(Excerpts from a dataset)
◆ ◆ ◆

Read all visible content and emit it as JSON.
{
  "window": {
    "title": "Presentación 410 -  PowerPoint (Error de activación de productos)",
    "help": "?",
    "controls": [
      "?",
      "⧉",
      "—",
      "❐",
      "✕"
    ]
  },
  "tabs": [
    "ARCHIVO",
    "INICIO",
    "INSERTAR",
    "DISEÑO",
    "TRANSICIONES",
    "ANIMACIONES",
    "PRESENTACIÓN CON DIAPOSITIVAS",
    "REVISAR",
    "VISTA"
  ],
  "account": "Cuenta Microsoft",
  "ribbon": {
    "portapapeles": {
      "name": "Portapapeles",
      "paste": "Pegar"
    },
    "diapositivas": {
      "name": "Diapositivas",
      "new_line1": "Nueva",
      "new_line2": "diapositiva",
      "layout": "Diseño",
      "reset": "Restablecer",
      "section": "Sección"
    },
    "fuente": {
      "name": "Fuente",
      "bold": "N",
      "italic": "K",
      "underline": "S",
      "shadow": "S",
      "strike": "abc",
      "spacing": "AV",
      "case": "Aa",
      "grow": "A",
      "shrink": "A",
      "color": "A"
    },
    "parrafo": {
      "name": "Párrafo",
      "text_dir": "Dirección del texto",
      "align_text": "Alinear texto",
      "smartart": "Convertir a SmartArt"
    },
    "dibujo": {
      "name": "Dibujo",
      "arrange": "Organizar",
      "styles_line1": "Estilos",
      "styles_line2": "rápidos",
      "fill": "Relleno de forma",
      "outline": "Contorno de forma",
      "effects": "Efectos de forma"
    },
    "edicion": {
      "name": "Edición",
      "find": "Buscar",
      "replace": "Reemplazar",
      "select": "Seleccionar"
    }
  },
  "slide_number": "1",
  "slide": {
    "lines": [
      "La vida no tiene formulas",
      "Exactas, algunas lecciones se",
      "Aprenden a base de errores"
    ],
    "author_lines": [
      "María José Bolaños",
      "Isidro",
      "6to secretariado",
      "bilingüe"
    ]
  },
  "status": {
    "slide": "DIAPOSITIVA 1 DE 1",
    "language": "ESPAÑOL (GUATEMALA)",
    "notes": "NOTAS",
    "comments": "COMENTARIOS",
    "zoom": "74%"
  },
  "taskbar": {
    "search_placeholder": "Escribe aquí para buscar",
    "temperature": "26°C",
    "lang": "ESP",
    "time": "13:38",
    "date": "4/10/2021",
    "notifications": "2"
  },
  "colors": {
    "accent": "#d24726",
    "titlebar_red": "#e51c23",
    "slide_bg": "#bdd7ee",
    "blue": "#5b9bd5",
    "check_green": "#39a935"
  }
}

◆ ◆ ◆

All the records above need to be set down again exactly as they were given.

Read all visible content and emit it as JSON.
{
  "window": {
    "title": "Presentación 410 -  PowerPoint (Error de activación de productos)",
    "help": "?",
    "controls": [
      "?",
      "⧉",
      "—",
      "❐",
      "✕"
    ]
  },
  "tabs": [
    "ARCHIVO",
    "INICIO",
    "INSERTAR",
    "DISEÑO",
    "TRANSICIONES",
    "ANIMACIONES",
    "PRESENTACIÓN CON DIAPOSITIVAS",
    "REVISAR",
    "VISTA"
  ],
  "account": "Cuenta Microsoft",
  "ribbon": {
    "portapapeles": {
      "name": "Portapapeles",
      "paste": "Pegar"
    },
    "diapositivas": {
      "name": "Diapositivas",
      "new_line1": "Nueva",
      "new_line2": "diapositiva",
      "layout": "Diseño",
      "reset": "Restablecer",
      "section": "Sección"
    },
    "fuente": {
      "name": "Fuente",
      "bold": "N",
      "italic": "K",
      "underline": "S",
      "shadow": "S",
      "strike": "abc",
      "spacing": "AV",
      "case": "Aa",
      "grow": "A",
      "shrink": "A",
      "color": "A"
    },
    "parrafo": {
      "name": "Párrafo",
      "text_dir": "Dirección del texto",
      "align_text": "Alinear texto",
      "smartart": "Convertir a SmartArt"
    },
    "dibujo": {
      "name": "Dibujo",
      "arrange": "Organizar",
      "styles_line1": "Estilos",
      "styles_line2": "rápidos",
      "fill": "Relleno de forma",
      "outline": "Contorno de forma",
      "effects": "Efectos de forma"
    },
    "edicion": {
      "name": "Edición",
      "find": "Buscar",
      "replace": "Reemplazar",
      "select": "Seleccionar"
    }
  },
  "slide_number": "1",
  "slide": {
    "lines": [
      "La vida no tiene formulas",
      "Exactas, algunas lecciones se",
      "Aprenden a base de errores"
    ],
    "author_lines": [
      "María José Bolaños",
      "Isidro",
      "6to secretariado",
      "bilingüe"
    ]
  },
  "status": {
    "slide": "DIAPOSITIVA 1 DE 1",
    "language": "ESPAÑOL (GUATEMALA)",
    "notes": "NOTAS",
    "comments": "COMENTARIOS",
    "zoom": "74%"
  },
  "taskbar": {
    "search_placeholder": "Escribe aquí para buscar",
    "temperature": "26°C",
    "lang": "ESP",
    "time": "13:38",
    "date": "4/10/2021",
    "notifications": "2"
  },
  "colors": {
    "accent": "#d24726",
    "titlebar_red": "#e51c23",
    "slide_bg": "#bdd7ee",
    "blue": "#5b9bd5",
    "check_green": "#39a935"
  }
}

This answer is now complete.